# Exercise directions
Find each line of the material below in which the word "this" occurs, and return it.

# Material supplied
◆ ◆ ◆ ◆ ◆
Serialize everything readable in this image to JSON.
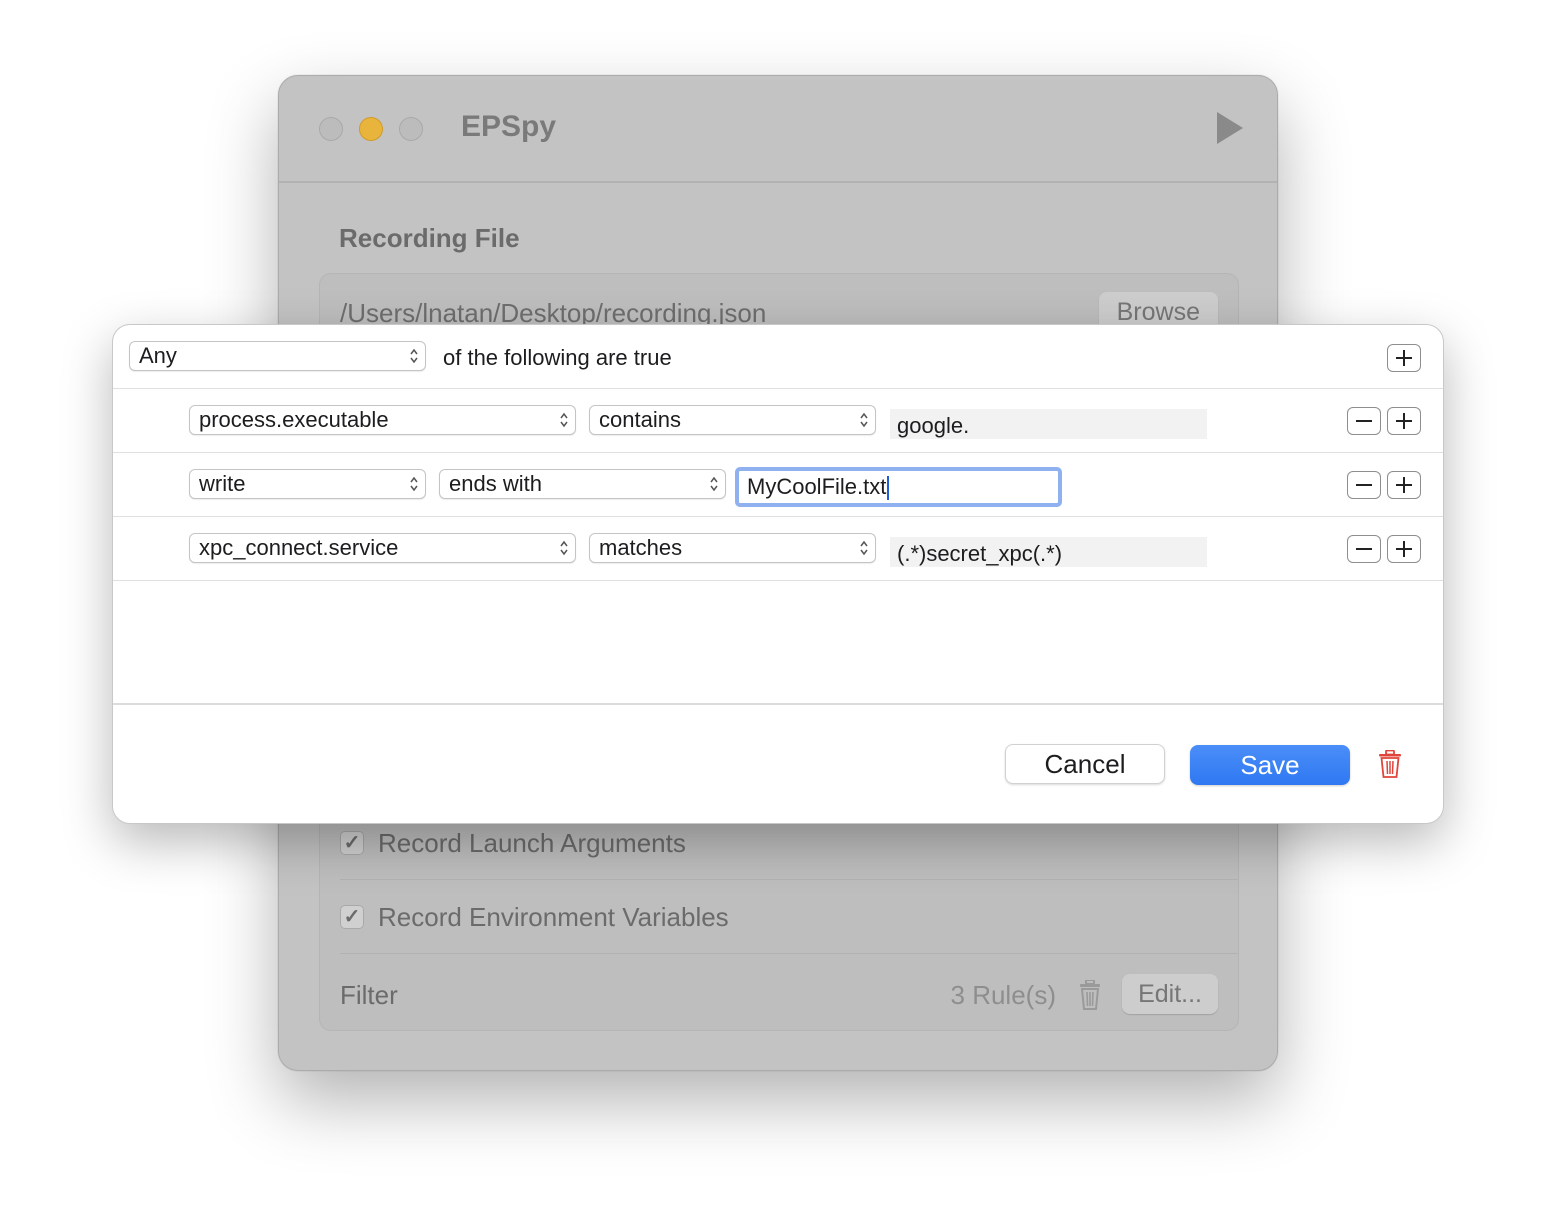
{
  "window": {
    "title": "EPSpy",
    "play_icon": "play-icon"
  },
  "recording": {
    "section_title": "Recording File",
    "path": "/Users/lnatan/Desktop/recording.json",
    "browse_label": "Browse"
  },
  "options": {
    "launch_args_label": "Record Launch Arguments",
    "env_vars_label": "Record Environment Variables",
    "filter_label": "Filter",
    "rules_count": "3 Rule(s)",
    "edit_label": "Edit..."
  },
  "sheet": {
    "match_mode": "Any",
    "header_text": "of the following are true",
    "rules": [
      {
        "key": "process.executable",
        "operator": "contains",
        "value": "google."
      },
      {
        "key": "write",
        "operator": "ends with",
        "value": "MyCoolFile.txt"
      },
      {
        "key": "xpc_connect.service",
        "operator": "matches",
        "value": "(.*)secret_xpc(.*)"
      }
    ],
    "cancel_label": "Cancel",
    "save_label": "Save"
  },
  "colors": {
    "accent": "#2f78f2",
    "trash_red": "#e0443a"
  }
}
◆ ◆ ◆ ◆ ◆
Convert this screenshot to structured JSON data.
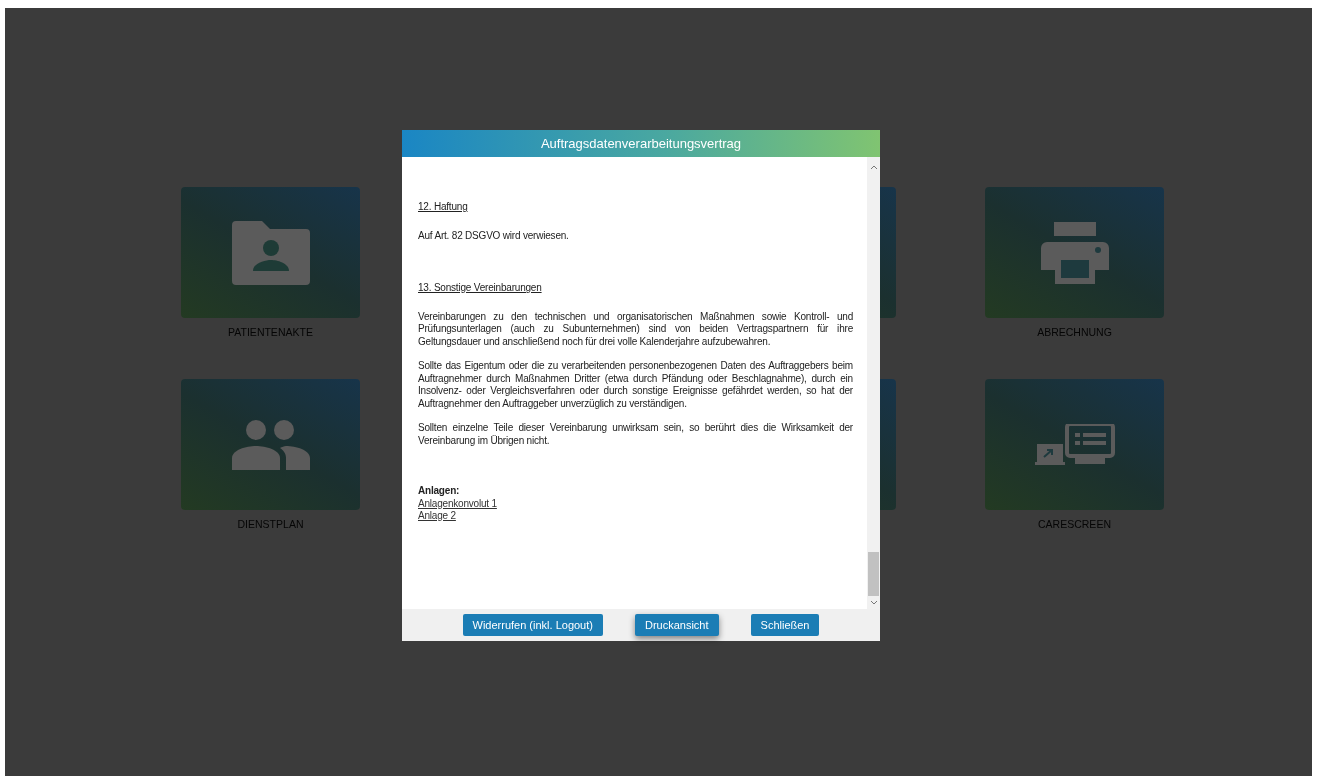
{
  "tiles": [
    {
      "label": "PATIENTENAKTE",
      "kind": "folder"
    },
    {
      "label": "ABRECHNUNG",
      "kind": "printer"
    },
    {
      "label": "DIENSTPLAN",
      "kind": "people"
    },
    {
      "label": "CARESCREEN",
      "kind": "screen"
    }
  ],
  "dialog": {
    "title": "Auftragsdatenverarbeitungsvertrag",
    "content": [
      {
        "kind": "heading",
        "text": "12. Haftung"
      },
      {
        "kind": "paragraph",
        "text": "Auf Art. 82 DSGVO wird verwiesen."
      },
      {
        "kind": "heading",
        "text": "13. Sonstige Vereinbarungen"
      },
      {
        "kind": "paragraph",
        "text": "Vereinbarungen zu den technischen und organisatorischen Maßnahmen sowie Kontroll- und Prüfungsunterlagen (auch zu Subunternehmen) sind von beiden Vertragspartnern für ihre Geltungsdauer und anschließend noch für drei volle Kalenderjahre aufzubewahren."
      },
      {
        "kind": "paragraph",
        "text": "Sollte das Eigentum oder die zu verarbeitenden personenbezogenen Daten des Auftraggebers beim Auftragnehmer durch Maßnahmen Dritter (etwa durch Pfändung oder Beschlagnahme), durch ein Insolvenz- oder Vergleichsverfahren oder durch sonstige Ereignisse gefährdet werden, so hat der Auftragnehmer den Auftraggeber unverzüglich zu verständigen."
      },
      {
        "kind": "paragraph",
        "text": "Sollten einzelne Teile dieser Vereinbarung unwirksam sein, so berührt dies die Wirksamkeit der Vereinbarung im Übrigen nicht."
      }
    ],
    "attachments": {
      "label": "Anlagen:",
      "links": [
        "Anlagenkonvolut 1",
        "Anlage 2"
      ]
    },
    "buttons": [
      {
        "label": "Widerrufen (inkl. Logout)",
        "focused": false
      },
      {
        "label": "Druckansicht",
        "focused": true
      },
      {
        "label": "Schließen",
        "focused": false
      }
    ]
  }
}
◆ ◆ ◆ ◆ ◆
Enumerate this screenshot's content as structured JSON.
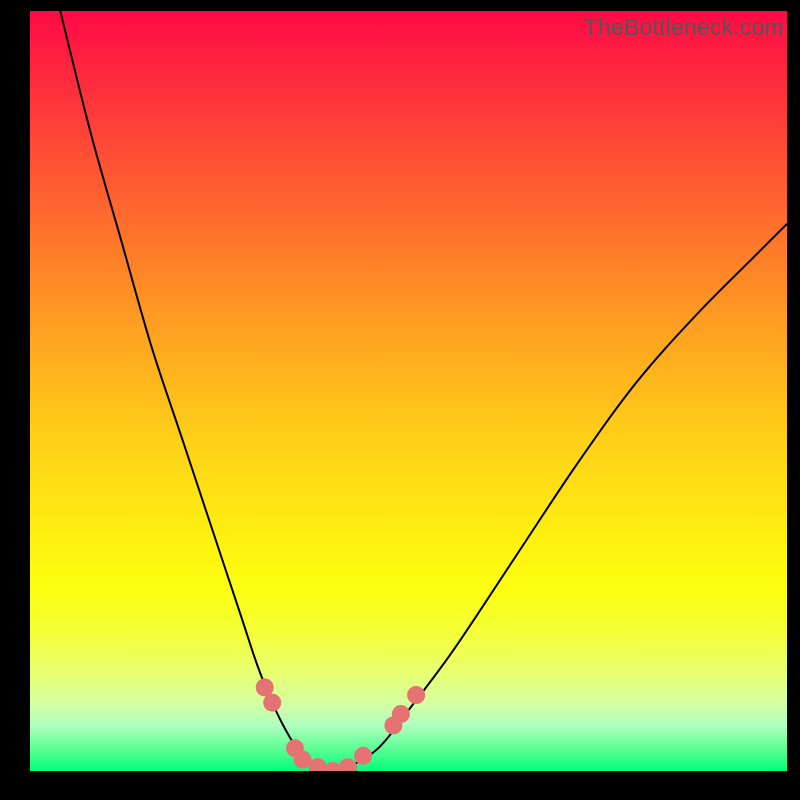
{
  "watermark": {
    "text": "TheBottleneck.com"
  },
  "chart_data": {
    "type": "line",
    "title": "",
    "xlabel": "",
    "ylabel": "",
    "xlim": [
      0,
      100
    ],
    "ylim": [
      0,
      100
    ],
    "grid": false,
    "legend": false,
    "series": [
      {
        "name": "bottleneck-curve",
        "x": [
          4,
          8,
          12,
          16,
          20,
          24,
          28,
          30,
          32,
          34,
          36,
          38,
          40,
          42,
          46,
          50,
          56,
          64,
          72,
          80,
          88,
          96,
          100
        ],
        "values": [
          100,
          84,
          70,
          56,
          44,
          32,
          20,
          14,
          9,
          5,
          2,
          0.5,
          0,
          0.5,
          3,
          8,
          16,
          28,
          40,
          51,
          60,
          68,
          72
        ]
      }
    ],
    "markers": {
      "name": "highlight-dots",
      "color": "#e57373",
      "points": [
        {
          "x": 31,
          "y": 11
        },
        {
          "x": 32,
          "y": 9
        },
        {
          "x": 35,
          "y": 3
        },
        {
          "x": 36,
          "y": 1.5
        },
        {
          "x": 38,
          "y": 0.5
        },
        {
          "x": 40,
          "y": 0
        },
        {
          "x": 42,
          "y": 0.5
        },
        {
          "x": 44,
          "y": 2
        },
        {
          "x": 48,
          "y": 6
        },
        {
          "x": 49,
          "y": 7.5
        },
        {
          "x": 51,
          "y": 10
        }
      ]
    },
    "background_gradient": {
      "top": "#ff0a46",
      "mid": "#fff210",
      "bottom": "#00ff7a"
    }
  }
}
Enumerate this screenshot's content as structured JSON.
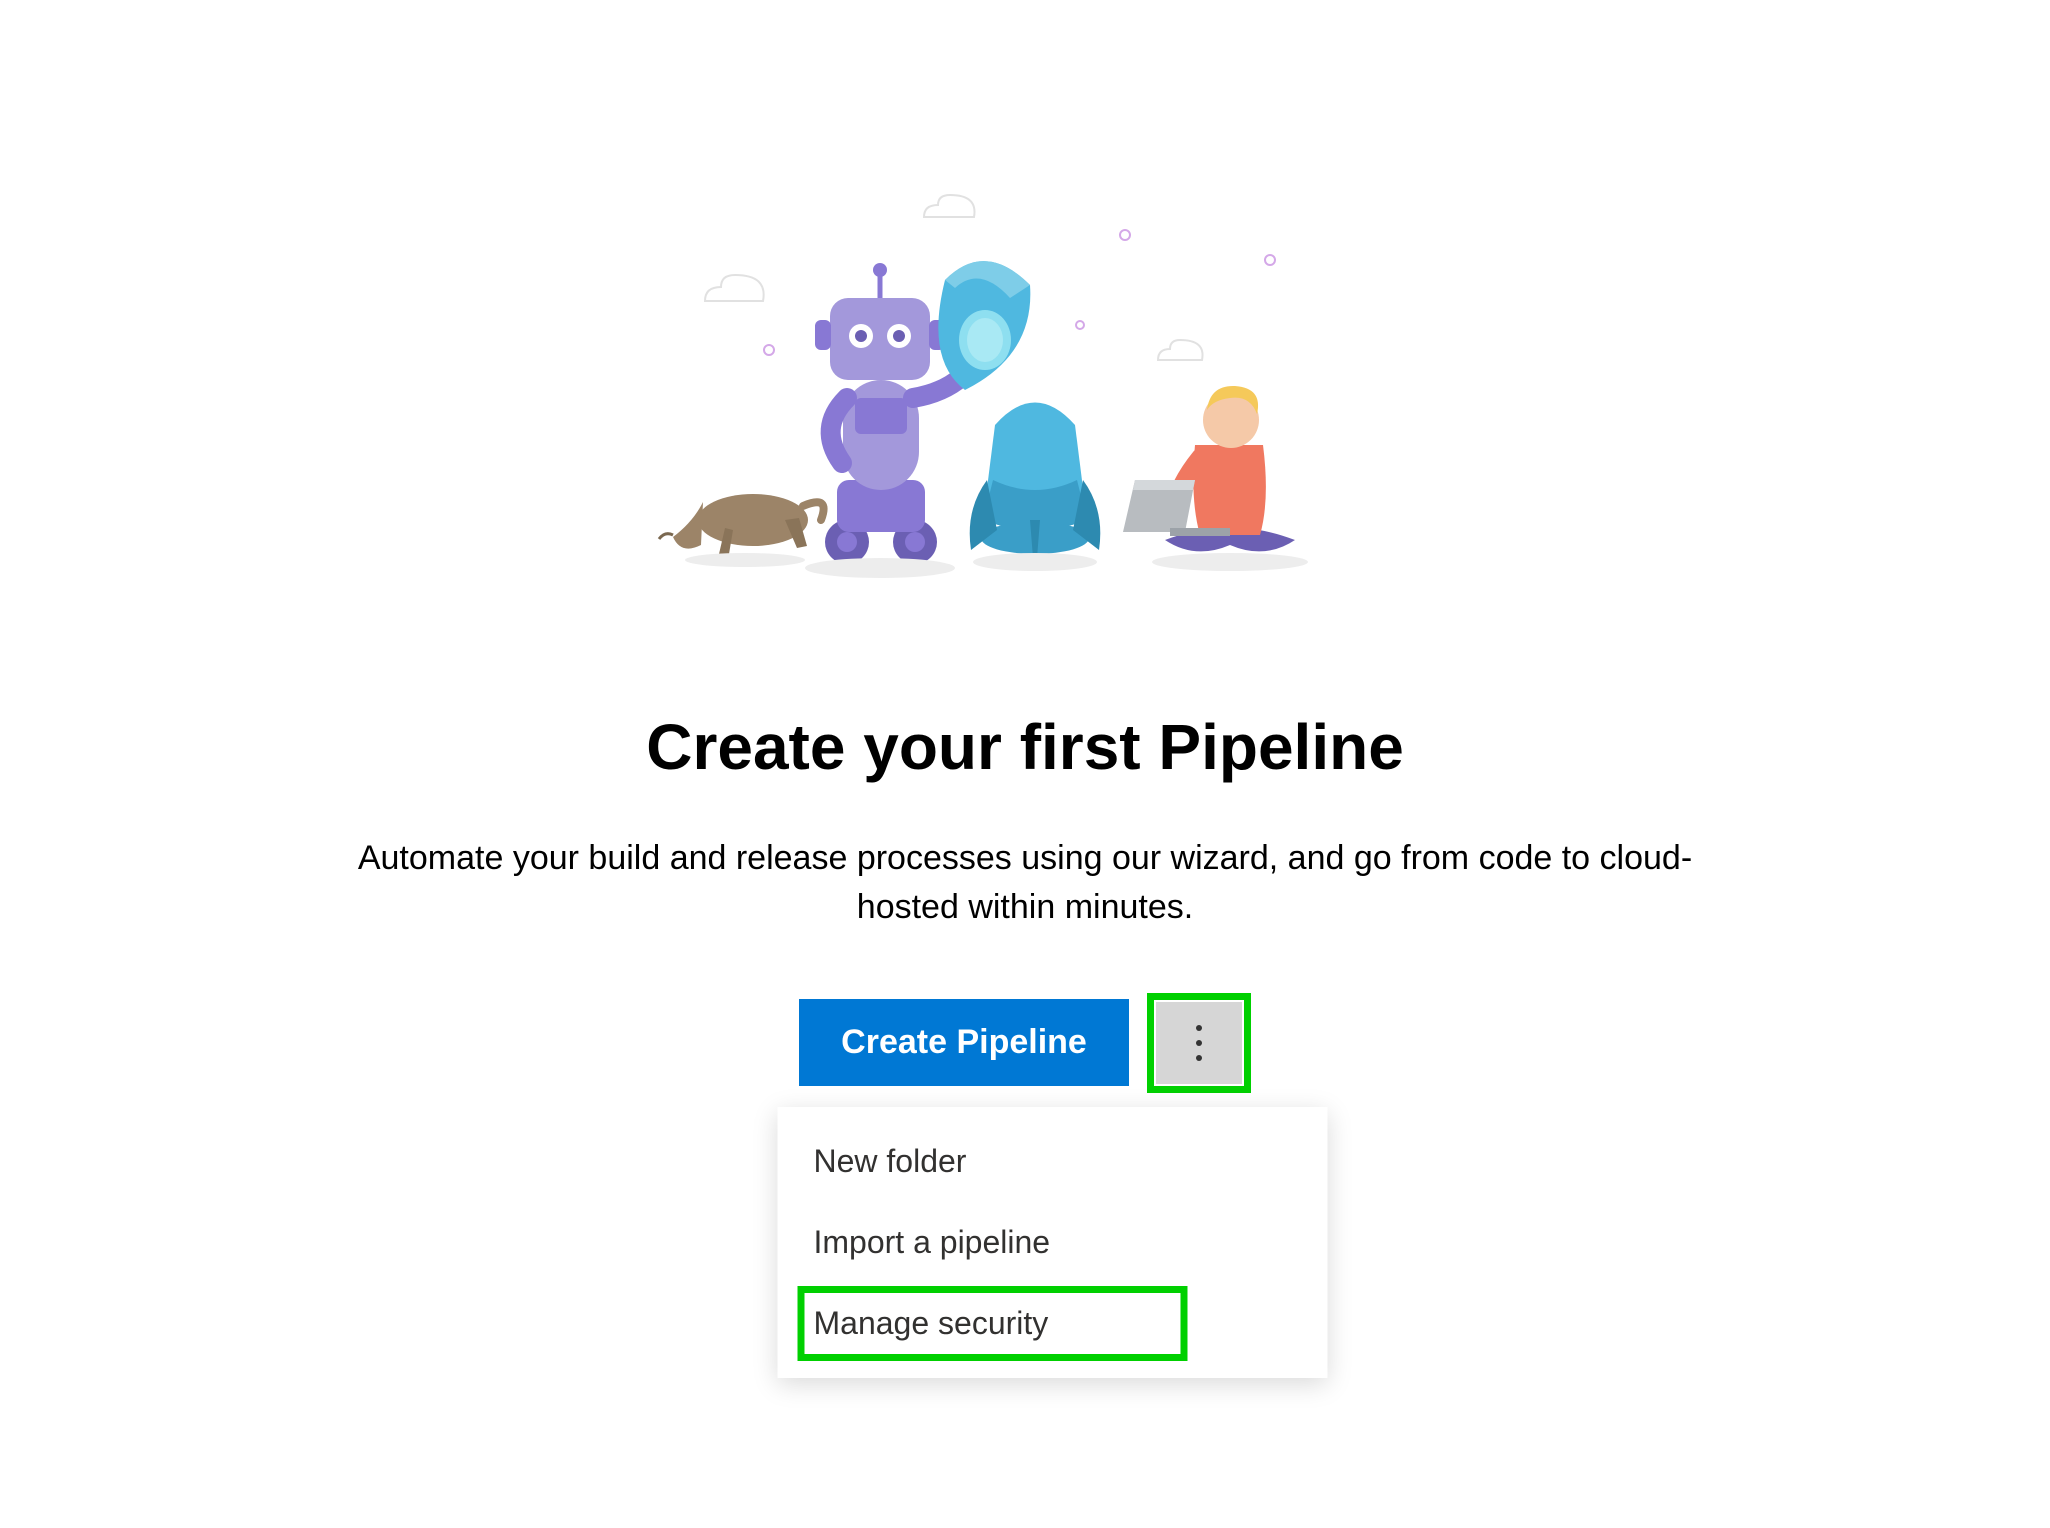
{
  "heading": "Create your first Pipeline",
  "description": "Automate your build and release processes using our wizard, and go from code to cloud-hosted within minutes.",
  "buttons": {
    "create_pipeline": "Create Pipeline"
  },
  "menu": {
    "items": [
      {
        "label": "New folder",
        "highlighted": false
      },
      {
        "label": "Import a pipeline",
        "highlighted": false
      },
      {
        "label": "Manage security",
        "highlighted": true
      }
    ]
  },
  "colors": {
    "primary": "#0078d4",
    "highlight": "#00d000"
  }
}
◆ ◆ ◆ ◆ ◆
# Response area
Serialize everything readable in this image to JSON.
Convert this screenshot to structured JSON data.
Enumerate this screenshot's content as structured JSON.
Enumerate this screenshot's content as structured JSON.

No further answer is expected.